I decided to treat myself to a box of seven macarons from Pierre Hermé's London location. From left to right in the picture at the top, I tried Dark Chocolate, Apricot and Pistachio, Fresh Mint and Sweet Peas, Salted-Butter Caramel, Rose and Rose Petals, Green Asparagus and Hazelnut Oil, and Olive Oil and Vanilla. I couldn't wait to dig into the macarons, so I ended up walking a block down the street and perching myself on a random apartment building's stoop. Pedestrians walking by gave me funny looks as I took these pictures. What, you've never seen a person taking pictures of macarons in the palm of their hand before??? Anyway, here's what I thought about each flavor:
Dark Chocolate: So rich and decadent that it almost tastes like a truffle, especially given the fact that there is so much filling. The stuff of chocolate lovers' dreams.

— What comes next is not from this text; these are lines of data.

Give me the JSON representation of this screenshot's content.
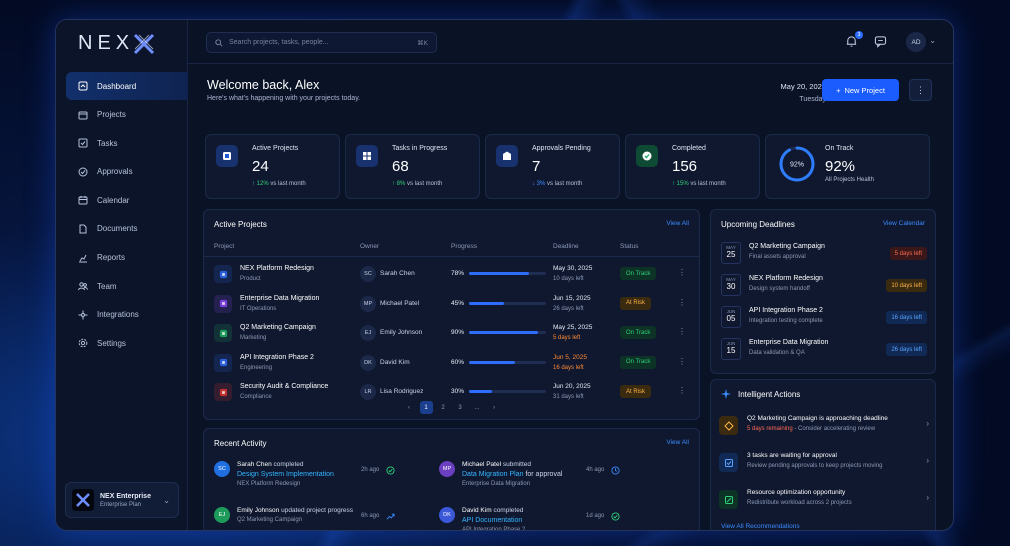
{
  "brand": {
    "name": "NEX"
  },
  "sidebar": {
    "items": [
      {
        "label": "Dashboard",
        "icon": "dashboard-icon",
        "active": true
      },
      {
        "label": "Projects",
        "icon": "projects-icon"
      },
      {
        "label": "Tasks",
        "icon": "tasks-icon"
      },
      {
        "label": "Approvals",
        "icon": "approvals-icon"
      },
      {
        "label": "Calendar",
        "icon": "calendar-icon"
      },
      {
        "label": "Documents",
        "icon": "documents-icon"
      },
      {
        "label": "Reports",
        "icon": "reports-icon"
      },
      {
        "label": "Team",
        "icon": "team-icon"
      },
      {
        "label": "Integrations",
        "icon": "integrations-icon"
      },
      {
        "label": "Settings",
        "icon": "settings-icon"
      }
    ],
    "plan": {
      "name": "NEX Enterprise",
      "sub": "Enterprise Plan"
    }
  },
  "topbar": {
    "search_placeholder": "Search projects, tasks, people...",
    "shortcut": "⌘K",
    "notification_count": "3",
    "avatar": "AD"
  },
  "header": {
    "title": "Welcome back, Alex",
    "subtitle": "Here's what's happening with your projects today.",
    "date": "May 20, 2025",
    "weekday": "Tuesday",
    "new_button": "New Project",
    "more": "⋮"
  },
  "stats": [
    {
      "label": "Active Projects",
      "value": "24",
      "trend_value": "↑ 12%",
      "trend_rest": "vs last month",
      "color": "#1f5bd6"
    },
    {
      "label": "Tasks in Progress",
      "value": "68",
      "trend_value": "↑ 8%",
      "trend_rest": "vs last month",
      "color": "#1f5bd6"
    },
    {
      "label": "Approvals Pending",
      "value": "7",
      "trend_value": "↓ 3%",
      "trend_rest": "vs last month",
      "color": "#1f5bd6"
    },
    {
      "label": "Completed",
      "value": "156",
      "trend_value": "↑ 15%",
      "trend_rest": "vs last month",
      "color": "#19a968"
    }
  ],
  "on_track": {
    "label": "On Track",
    "value": "92%",
    "ring_label": "92%",
    "sub": "All Projects Health",
    "fraction": 0.92
  },
  "projects": {
    "title": "Active Projects",
    "link": "View All",
    "columns": [
      "Project",
      "Owner",
      "Progress",
      "Deadline",
      "Status"
    ],
    "rows": [
      {
        "name": "NEX Platform Redesign",
        "category": "Product",
        "initials": "SC",
        "owner": "Sarah Chen",
        "progress": "78%",
        "fraction": 0.78,
        "deadline": "May 30, 2025",
        "left": "10 days left",
        "warn": false,
        "status": "On Track",
        "status_kind": "ok",
        "icon_color": "#2a5ed8"
      },
      {
        "name": "Enterprise Data Migration",
        "category": "IT Operations",
        "initials": "MP",
        "owner": "Michael Patel",
        "progress": "45%",
        "fraction": 0.45,
        "deadline": "Jun 15, 2025",
        "left": "26 days left",
        "warn": false,
        "status": "At Risk",
        "status_kind": "risk",
        "icon_color": "#7a3fd8"
      },
      {
        "name": "Q2 Marketing Campaign",
        "category": "Marketing",
        "initials": "EJ",
        "owner": "Emily Johnson",
        "progress": "90%",
        "fraction": 0.9,
        "deadline": "May 25, 2025",
        "left": "5 days left",
        "warn": false,
        "left_warn": true,
        "status": "On Track",
        "status_kind": "ok",
        "icon_color": "#1e9b5a"
      },
      {
        "name": "API Integration Phase 2",
        "category": "Engineering",
        "initials": "DK",
        "owner": "David Kim",
        "progress": "60%",
        "fraction": 0.6,
        "deadline": "Jun 5, 2025",
        "left": "16 days left",
        "warn": true,
        "left_warn": true,
        "status": "On Track",
        "status_kind": "ok",
        "icon_color": "#2a5ed8"
      },
      {
        "name": "Security Audit & Compliance",
        "category": "Compliance",
        "initials": "LR",
        "owner": "Lisa Rodriguez",
        "progress": "30%",
        "fraction": 0.3,
        "deadline": "Jun 20, 2025",
        "left": "31 days left",
        "warn": false,
        "status": "At Risk",
        "status_kind": "risk",
        "icon_color": "#c23030"
      }
    ],
    "pager": [
      "‹",
      "1",
      "2",
      "3",
      "...",
      "›"
    ]
  },
  "activity": {
    "title": "Recent Activity",
    "link": "View All",
    "items": [
      {
        "initials": "SC",
        "actor": "Sarah Chen",
        "verb": "completed",
        "target": "Design System Implementation",
        "target_suffix": "",
        "sub": "NEX Platform Redesign",
        "time": "2h ago",
        "avatar_color": "#1f6fe0",
        "icon": "check-circle-icon"
      },
      {
        "initials": "MP",
        "actor": "Michael Patel",
        "verb": "submitted",
        "target": "Data Migration Plan",
        "target_suffix": "for approval",
        "sub": "Enterprise Data Migration",
        "time": "4h ago",
        "avatar_color": "#6a3fc0",
        "icon": "clock-icon"
      },
      {
        "initials": "EJ",
        "actor": "Emily Johnson",
        "verb": "updated project progress",
        "target": "",
        "target_suffix": "",
        "sub": "Q2 Marketing Campaign",
        "time": "6h ago",
        "avatar_color": "#1e9b5a",
        "icon": "trend-icon"
      },
      {
        "initials": "DK",
        "actor": "David Kim",
        "verb": "completed",
        "target": "API Documentation",
        "target_suffix": "",
        "sub": "API Integration Phase 2",
        "time": "1d ago",
        "avatar_color": "#3a58d8",
        "icon": "check-circle-icon"
      }
    ]
  },
  "deadlines": {
    "title": "Upcoming Deadlines",
    "link": "View Calendar",
    "items": [
      {
        "month": "MAY",
        "day": "25",
        "title": "Q2 Marketing Campaign",
        "desc": "Final assets approval",
        "badge": "5 days left",
        "kind": "red"
      },
      {
        "month": "MAY",
        "day": "30",
        "title": "NEX Platform Redesign",
        "desc": "Design system handoff",
        "badge": "10 days left",
        "kind": "amber"
      },
      {
        "month": "JUN",
        "day": "05",
        "title": "API Integration Phase 2",
        "desc": "Integration testing complete",
        "badge": "16 days left",
        "kind": "blue"
      },
      {
        "month": "JUN",
        "day": "15",
        "title": "Enterprise Data Migration",
        "desc": "Data validation & QA",
        "badge": "26 days left",
        "kind": "blue"
      }
    ]
  },
  "intelligent": {
    "title": "Intelligent Actions",
    "items": [
      {
        "title": "Q2 Marketing Campaign is approaching deadline",
        "desc_red": "5 days remaining",
        "desc": " - Consider accelerating review",
        "color": "#3a2a10",
        "ico": "#ffb547"
      },
      {
        "title": "3 tasks are waiting for approval",
        "desc_red": "",
        "desc": "Review pending approvals to keep projects moving",
        "color": "#102a55",
        "ico": "#5aa2ff"
      },
      {
        "title": "Resource optimization opportunity",
        "desc_red": "",
        "desc": "Redistribute workload across 2 projects",
        "color": "#0c3325",
        "ico": "#2fd27a"
      }
    ],
    "footer": "View All Recommendations"
  }
}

|Apricot and Pistachio|
Apricot and Pistachio: I was surprised by how much I enjoyed this one. A very nice macaron with a great pistachio filling, this was one of my favorites.
|Fresh Mint and Sweet Peas|
Fresh Mint and Sweet Peas: Light and refreshing. I think there were actually chunks of pea mixed in with the filling. And your eyes are not deceiving you, the top and bottom cookies are not the same color.
Salted-Butter Caramel: One of my two favorites. It was just so ridiculously smooth and buttery with a luxurious richness to it. A bit of saltiness helped to round out the flavor.
|Rose and Rose Petal|
Rose and Rose Petals: The lone disappointment. I found it to be perfumy and too artificial-tasting.
|Green Asparagus and Hazelnut Oil|
Green Asparagus and Hazelnut Oil: I didn't really taste the asparagus, as the hazelnut oil was quite overpowering, but this was still a pretty tasty macaron.
|Olive Oil and Vanilla|
Olive Oil and Vanilla: The second of my two favorites, this macaron offered a nice balance between the silky olive oil flavor and the warm vanilla. Very nice.
Texture-wise, these little guys are supposedly not as crisp as other macarons, but I found the texture to be quite good. The cookie:filling ratio is decidedly skewed towards the filling in Pierre Hermé's macarons, and, with the exception of the Rose and Rose Petal macaron, flavors were strong and bold. All in all, I was quite pleased with my first taste of Pierre Hermé's macarons. While they are certainly not cheap (£1.80/macaron or £80/kg), they are worth a splurge if you are craving some well-made, intensely flavored macarons. Pierre Hermé certainly deserves all of the praise he has received for his macarons, and I am really eager to try out his other pastries when I head over to Paris in a couple of weeks. As the Justin Verlander of the pastry and macaron world, Pierre Hermé truly stands out and demonstrates a mastery of his craft that sets himself apart from his peers.
13 Lowndes Street
London SW1X 9EX